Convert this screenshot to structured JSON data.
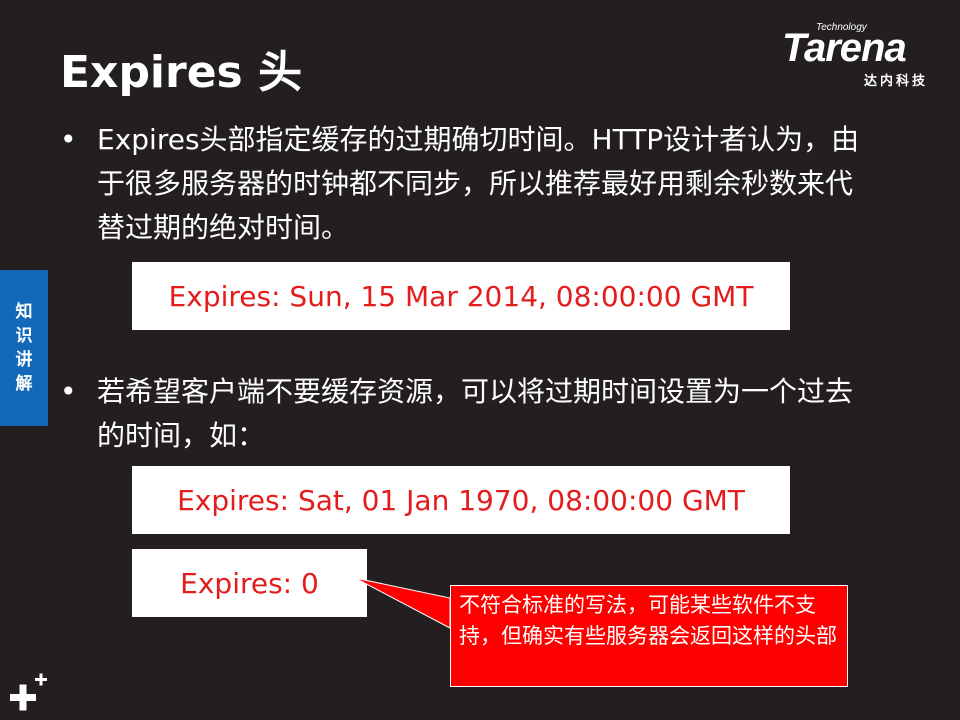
{
  "slide": {
    "title": "Expires 头",
    "logo": {
      "tagline": "Technology",
      "brand": "Tarena",
      "chinese": "达内科技"
    },
    "side_tab": [
      "知",
      "识",
      "讲",
      "解"
    ],
    "bullets": [
      {
        "marker": "•",
        "text": "Expires头部指定缓存的过期确切时间。HTTP设计者认为，由于很多服务器的时钟都不同步，所以推荐最好用剩余秒数来代替过期的绝对时间。"
      },
      {
        "marker": "•",
        "text": "若希望客户端不要缓存资源，可以将过期时间设置为一个过去的时间，如："
      }
    ],
    "code_examples": [
      "Expires: Sun, 15 Mar 2014, 08:00:00 GMT",
      "Expires: Sat, 01 Jan 1970, 08:00:00 GMT",
      "Expires: 0"
    ],
    "callout": "不符合标准的写法，可能某些软件不支持，但确实有些服务器会返回这样的头部"
  },
  "colors": {
    "background": "#231f20",
    "side_tab": "#1468b8",
    "code_text": "#e31c1c",
    "callout_bg": "#ff0000"
  }
}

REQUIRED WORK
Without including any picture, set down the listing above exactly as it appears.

RESULT
Convert this screenshot to structured JSON data.
{
  "slide": {
    "title": "Expires 头",
    "logo": {
      "tagline": "Technology",
      "brand": "Tarena",
      "chinese": "达内科技"
    },
    "side_tab": [
      "知",
      "识",
      "讲",
      "解"
    ],
    "bullets": [
      {
        "marker": "•",
        "text": "Expires头部指定缓存的过期确切时间。HTTP设计者认为，由于很多服务器的时钟都不同步，所以推荐最好用剩余秒数来代替过期的绝对时间。"
      },
      {
        "marker": "•",
        "text": "若希望客户端不要缓存资源，可以将过期时间设置为一个过去的时间，如："
      }
    ],
    "code_examples": [
      "Expires: Sun, 15 Mar 2014, 08:00:00 GMT",
      "Expires: Sat, 01 Jan 1970, 08:00:00 GMT",
      "Expires: 0"
    ],
    "callout": "不符合标准的写法，可能某些软件不支持，但确实有些服务器会返回这样的头部"
  },
  "colors": {
    "background": "#231f20",
    "side_tab": "#1468b8",
    "code_text": "#e31c1c",
    "callout_bg": "#ff0000"
  }
}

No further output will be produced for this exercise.